"You'll get square eyes", mum used to say, if I sat huddled up to our black and white television set as a child. She was from an era between world wars when you listened to the radio and occupied yourself with make-do-and-mend. To her, in those early days of my childhood, the advent of television was still something you watched on high days and holidays.
She was right really. Too much looking at a TV screen was not good for you, rather more because you weren't doing anything really useful or getting any fresh air, than because it would harm your eyes. But nowadays, screens are everywhere and not just on televisions. Computer laptops, tablets, smart mobile phones vie for your attention too and screen time has increased our attention. Mothers nowadays plonk their children in front of the TV or give them a tablet to play with, while they themselves scroll down through endless social media chats.

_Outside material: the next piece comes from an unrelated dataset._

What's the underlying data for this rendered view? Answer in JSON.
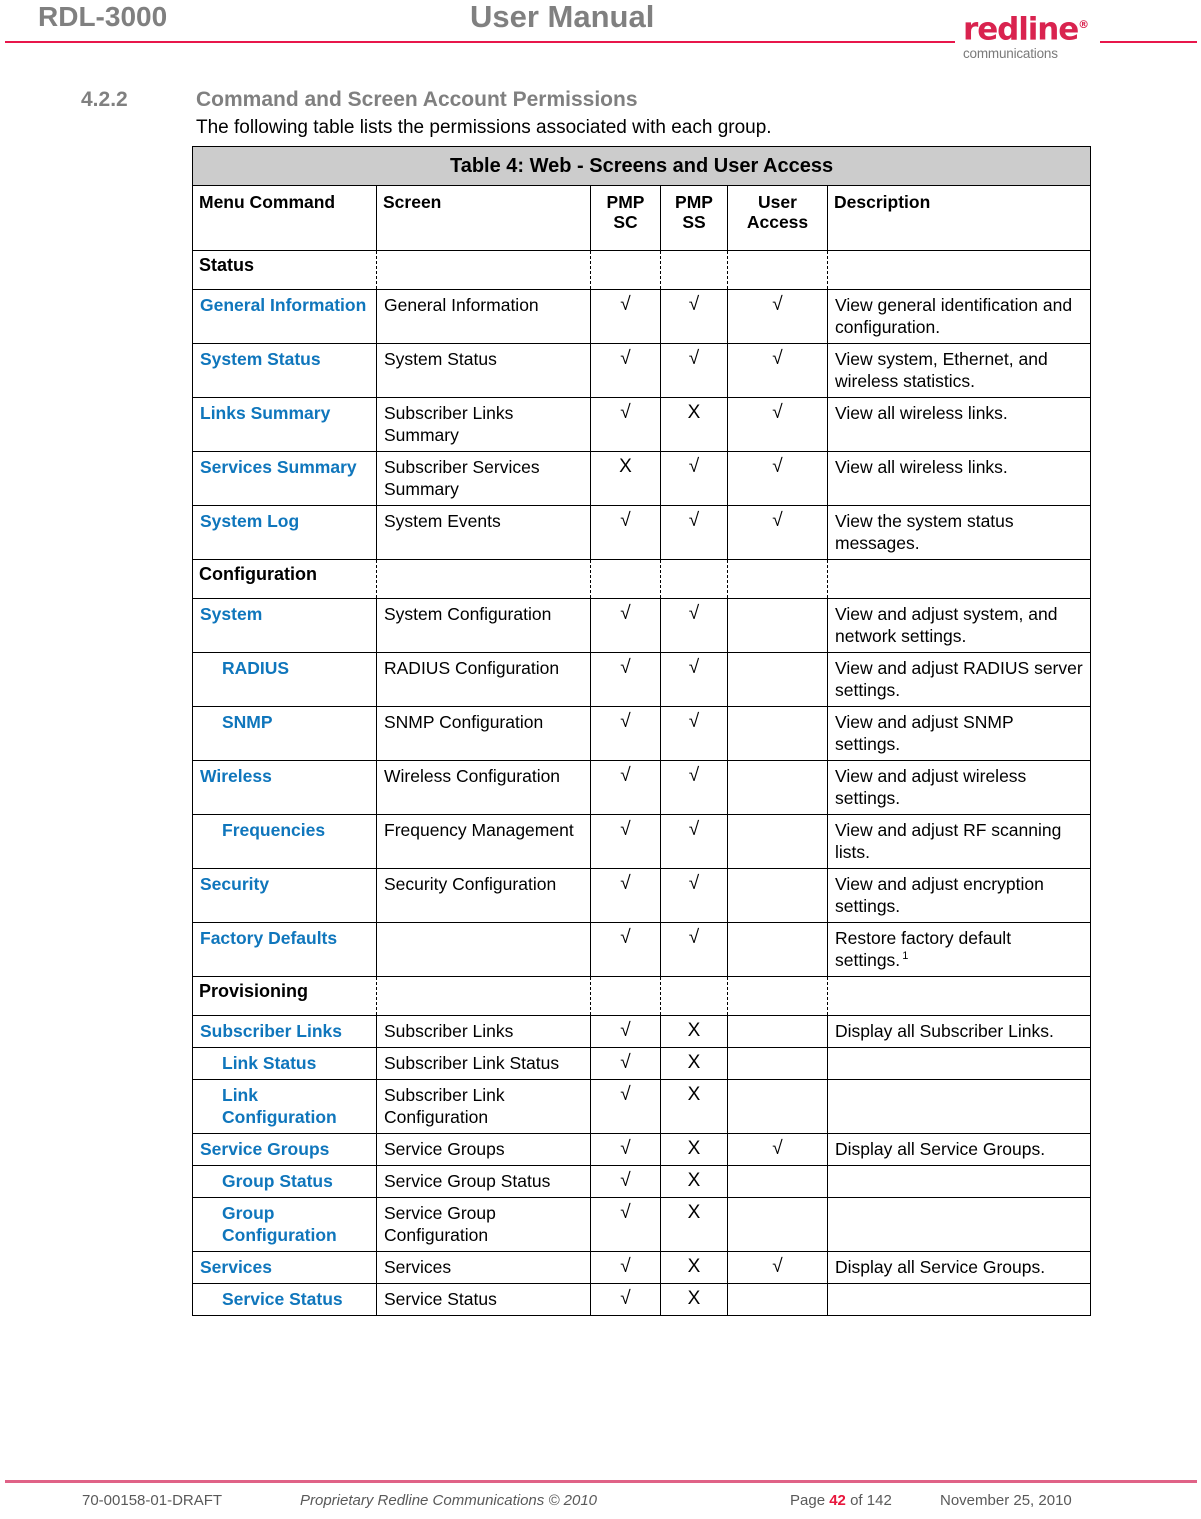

Screens have taken over our lives.
Living as I do in lockdown, in complete isolation as I shield from any passing Covid germs, and with only the rare outing round the block once a week to get a bit of fresh air, I have found I too am facing a screen for a lot of the day. Try as I might, there is only so much dusting a girl can do and the recent inclement weather has not made gardening a barrel of fun, so I have had to make distractions where I can. I try to telephone someone at least twice a week - usually someone I have not seen in a year or more - and catch up, but then again there is a limit how many times I can do that without appearing needy or racking up a huge phone bill and so screens have helped me out a lot.

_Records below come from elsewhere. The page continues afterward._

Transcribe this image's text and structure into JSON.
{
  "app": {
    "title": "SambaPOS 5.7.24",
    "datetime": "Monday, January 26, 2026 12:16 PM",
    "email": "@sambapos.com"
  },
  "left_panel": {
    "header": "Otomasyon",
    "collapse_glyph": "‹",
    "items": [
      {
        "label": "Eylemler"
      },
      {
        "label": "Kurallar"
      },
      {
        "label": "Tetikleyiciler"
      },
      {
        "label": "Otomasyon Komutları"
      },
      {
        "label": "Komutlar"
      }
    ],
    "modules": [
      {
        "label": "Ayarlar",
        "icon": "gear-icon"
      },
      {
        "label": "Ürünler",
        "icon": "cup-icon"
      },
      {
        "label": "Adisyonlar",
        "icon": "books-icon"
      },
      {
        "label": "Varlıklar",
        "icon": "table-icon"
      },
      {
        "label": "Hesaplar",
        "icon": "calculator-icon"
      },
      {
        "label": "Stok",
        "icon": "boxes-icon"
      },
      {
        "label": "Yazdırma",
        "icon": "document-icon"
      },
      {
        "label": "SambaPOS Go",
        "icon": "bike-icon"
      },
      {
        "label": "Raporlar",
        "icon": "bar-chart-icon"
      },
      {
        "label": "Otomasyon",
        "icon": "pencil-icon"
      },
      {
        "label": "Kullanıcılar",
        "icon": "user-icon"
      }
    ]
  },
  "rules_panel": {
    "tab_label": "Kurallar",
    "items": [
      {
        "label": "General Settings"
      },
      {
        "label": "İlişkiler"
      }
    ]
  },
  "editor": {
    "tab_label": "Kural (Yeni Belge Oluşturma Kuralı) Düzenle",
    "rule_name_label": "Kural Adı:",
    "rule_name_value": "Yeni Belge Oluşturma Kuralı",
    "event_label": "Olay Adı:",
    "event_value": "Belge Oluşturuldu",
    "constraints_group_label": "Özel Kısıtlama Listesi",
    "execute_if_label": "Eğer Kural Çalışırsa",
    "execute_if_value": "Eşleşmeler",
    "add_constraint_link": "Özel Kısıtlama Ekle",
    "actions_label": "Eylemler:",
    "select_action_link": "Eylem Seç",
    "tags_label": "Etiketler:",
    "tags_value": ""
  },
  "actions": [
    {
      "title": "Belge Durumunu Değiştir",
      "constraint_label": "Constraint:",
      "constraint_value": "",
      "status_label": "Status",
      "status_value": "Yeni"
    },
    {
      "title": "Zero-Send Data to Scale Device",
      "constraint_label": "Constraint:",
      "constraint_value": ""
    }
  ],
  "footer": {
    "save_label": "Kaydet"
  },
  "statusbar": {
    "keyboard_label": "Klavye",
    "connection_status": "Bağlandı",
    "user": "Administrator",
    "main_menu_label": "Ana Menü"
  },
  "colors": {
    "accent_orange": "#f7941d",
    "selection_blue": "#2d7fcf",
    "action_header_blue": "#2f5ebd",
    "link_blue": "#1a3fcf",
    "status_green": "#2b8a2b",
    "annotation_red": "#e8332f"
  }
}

As soon as I open my eyes each day, I grab my mobile and check BBC News, BBC weather and emails to see how I should shape my day. That can take half an hour luxuriating in my bed as something else will inevitably catch my eye on other apps.
Mid-morning with a coffee, I have started in the last two months learning Italian on the tablet Kay bought me for my 70th birthday. I can already speak German fluently and French to A-level standard with a smattering of Russian, so another language has not been too taxing. The Duolingo course online has been amazing and I have already made some progress. I am not sure how useful "the turtle is eating the red spider" (la tartaruga mangia il ragno rosso) will come in handy for a trip to Venice, but who knows? There might be a red spider in my room and I can ask the hotel reception to provide me with a hungry turtle.
After half an hour or so of Italian animals and verb declensions, I progress to my laptop to do some admin or write emails. Then lunch beckons, so I make a snack to eat in front of the midday news on TV.
Mid-afternoon, I'm back on the laptop as there might be a zoom meeting I have joined. I have taken part in various Covid studies and there have been quite a few zoom meetings on their findings. The foodbank where I used to volunteer pre-Covid often has zoom meetings too. In addition to all that I have joined a choir online and they regularly send backing tracks and lyrics for you to practice the song before the next zoom session, all done (you've guessed it) on my laptop. Sometimes, those zoom meetings are the only human contact I have had all week, so they are a godsend. Thank goodness for technology!
By suppertime, I am winding down for the day and will cook a meal and eat alone whilst watching TV. Before I know it, four hours have passed in front of back-to-back TV and the evening is long gone. It's often just a noise in the background to drown the silence in the room.
I do feel rather embarrassed that I have spent so much of my day in front of a screen, although to be fair I was more out and about before Covid came along but obviously cannot do that again yet. Screen time has kept me connected with the outside world during the pandemic and distracted me from my isolation. It's educated me too. So I justify it to myself.
Soon it is bedtime. Time for me to turn off the light and rest those square eyes. Sorry, Mum!